Aside from my own writing, and working on Immanion Press titles, I have a delicious little job of typing up one of Tanith Lee’s stories for Ian Whates. I do the layout for Ian’s Newcon Press titles – one of my favourite things to do. I adore designing books. Tanith works on a typewriter rather than a computer, and hers died recently, so she’s been writing by hand. I’ve done quite a bit of typing and scanning for Tanith over the last year, which gives me the privilege of reading her new work – aside from the novels of hers Immanion Press is publishing. The tale I’m typing up now, which is a fairly long one, is ‘The Frost Watcher’, to go in Newcon Press’s new edition of Tanith’s short story collection ‘Cold Grey Stones’. Tanith’s husband John Kaiine did the cover art for the original edition, which I always thought was wondrously spooky and strange, and for the new edition Tanith has written the story to go with that illustration. Ian is launching this new edition in October, so check the Newcon Press web site for more details.

I’ve recently done the layout for another of Ian’s titles, the ‘part two’ of ‘Diary of a Witchcraft Shop’ by Liz Williams, and her partner, Trevor Jones. I just had to read parts of it as I was doing the layout – irresistible – and my favourite bits are the recounting of conversations with customers in the shop. A hoot. I loved the first book and can also recommend this one.

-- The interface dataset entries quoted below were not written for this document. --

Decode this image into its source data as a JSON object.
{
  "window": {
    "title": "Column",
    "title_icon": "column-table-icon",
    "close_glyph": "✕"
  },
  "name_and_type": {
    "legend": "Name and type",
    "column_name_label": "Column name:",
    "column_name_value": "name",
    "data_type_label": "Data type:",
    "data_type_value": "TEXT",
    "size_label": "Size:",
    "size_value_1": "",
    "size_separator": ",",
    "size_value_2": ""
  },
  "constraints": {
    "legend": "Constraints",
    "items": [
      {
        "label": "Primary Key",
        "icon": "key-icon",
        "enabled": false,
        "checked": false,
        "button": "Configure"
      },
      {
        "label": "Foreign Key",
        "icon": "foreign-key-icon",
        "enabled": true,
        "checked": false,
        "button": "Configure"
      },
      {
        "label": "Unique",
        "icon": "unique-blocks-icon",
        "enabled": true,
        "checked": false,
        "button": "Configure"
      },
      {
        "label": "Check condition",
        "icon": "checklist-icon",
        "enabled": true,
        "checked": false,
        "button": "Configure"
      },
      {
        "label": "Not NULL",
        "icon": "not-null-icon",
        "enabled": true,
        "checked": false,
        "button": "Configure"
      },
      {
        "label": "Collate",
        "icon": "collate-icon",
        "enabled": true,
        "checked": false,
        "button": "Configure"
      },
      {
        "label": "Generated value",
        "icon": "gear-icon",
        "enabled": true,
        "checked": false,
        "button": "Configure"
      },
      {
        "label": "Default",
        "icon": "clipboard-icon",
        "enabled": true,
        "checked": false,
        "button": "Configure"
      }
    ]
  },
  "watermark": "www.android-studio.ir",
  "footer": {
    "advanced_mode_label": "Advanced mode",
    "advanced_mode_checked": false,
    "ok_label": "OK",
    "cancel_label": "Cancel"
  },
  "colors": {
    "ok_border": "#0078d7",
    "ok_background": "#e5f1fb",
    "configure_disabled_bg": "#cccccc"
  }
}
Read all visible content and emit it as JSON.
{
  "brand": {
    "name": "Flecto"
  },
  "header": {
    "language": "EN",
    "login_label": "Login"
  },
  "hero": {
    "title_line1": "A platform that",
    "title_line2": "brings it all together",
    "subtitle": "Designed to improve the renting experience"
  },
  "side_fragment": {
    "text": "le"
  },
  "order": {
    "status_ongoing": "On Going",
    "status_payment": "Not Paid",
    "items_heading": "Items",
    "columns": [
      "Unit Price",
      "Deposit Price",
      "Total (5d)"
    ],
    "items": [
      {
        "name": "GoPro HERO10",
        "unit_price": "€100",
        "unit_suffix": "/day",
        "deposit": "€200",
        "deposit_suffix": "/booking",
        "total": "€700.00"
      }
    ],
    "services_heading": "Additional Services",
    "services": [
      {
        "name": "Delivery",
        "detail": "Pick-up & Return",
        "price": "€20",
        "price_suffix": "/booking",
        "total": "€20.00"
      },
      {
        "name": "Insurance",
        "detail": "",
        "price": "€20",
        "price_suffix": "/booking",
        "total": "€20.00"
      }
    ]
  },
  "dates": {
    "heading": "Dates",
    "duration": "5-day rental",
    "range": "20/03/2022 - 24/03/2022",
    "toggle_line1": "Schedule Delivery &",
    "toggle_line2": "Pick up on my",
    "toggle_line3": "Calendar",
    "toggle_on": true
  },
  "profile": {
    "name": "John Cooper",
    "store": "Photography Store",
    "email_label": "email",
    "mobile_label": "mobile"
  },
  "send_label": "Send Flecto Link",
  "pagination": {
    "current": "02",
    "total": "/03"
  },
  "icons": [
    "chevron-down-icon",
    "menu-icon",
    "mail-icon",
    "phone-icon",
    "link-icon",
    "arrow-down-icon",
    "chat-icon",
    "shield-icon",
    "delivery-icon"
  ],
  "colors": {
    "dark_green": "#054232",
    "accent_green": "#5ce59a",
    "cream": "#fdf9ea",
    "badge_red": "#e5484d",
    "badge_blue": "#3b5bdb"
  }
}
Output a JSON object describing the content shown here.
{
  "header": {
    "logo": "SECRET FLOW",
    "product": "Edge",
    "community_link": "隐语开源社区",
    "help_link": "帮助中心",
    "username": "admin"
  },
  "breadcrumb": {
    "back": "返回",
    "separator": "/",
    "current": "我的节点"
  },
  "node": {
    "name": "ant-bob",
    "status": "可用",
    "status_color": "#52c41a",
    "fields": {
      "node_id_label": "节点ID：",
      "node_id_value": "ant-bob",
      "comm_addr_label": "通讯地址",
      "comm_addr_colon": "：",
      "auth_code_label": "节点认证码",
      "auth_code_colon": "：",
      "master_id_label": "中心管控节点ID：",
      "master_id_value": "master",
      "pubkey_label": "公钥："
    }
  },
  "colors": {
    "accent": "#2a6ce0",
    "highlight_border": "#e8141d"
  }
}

In respect of my own work, and reviewing what I have stored in my ‘ideas’ folder on the computer, I had a look at a novel I started some years ago, called ‘Shimbari Dreams’, which is sort of autobiographical in that it concerns a female writer who’s created a fantasy world where the characters have ambivalent sexuality. But primarily, it was my attempt to explore the possibilities – and dark shadows – of the internet. Looking again at the pages I wrote for it, I realise that social media have moved on so much I need to rewrite it quite a bit. I was interested in investigating how virtuality could leak into reality, and also about the more obsessive side of fandom. The ‘new’ fandom that evolves in the story grows beyond the regular fans, and is as much of a mystery and an absurdity to them as to the author. Then things take a sinister turn. I’m thinking at the moment, this might be the novel I return to after I’ve finished the last of the Alba Sulh sequence, but I do have several other stand alone novels started, either with a few chapters done, or just in note form, so I’ll leave it until later to decide which one I’ll actually work on next.

For now I need to finish the agriculture story and also the Alba Sulh novel. There is one part of this novel that I’m sort of reluctant to write, and might not include it ultimately. It’s something I find extremely gruesome and therefore uncomfortable to write about. It’s based on a real event that was reported in the news last year, and when I read about it, it affected me greatly. I need something quite shocking for the core of this novel, wrapped as it is in ghosts, but whether I can stomach actually writing that part remains to be seen. I might yet wuss out!

I’m still mulling over what should be the next Wraeththu anthology theme. I thought it might be nice to bring out a collection annually but I think bi-annually is more realistic.

So, lots going on, and feeling very positive about my work. Could just do with more time, or some kind of device that lets me stretch time. Now, that would be handy!